◆ **EXERCISE PROMPT**: For the word "label", count the lines in the records below that include it and give only that number.

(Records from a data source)
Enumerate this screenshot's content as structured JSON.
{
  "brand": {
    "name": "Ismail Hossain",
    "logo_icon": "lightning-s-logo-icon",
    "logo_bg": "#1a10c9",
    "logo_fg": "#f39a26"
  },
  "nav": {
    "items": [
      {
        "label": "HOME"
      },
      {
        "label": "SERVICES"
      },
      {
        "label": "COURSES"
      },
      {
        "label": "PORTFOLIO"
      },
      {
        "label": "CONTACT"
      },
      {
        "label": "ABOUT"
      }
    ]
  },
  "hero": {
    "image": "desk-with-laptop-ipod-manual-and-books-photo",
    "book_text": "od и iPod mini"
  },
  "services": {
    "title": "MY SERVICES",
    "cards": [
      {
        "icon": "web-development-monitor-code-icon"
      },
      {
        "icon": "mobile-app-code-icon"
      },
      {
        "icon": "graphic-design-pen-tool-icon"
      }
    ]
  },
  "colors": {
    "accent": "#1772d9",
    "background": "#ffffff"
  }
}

◆ **ANSWER BOX**: 6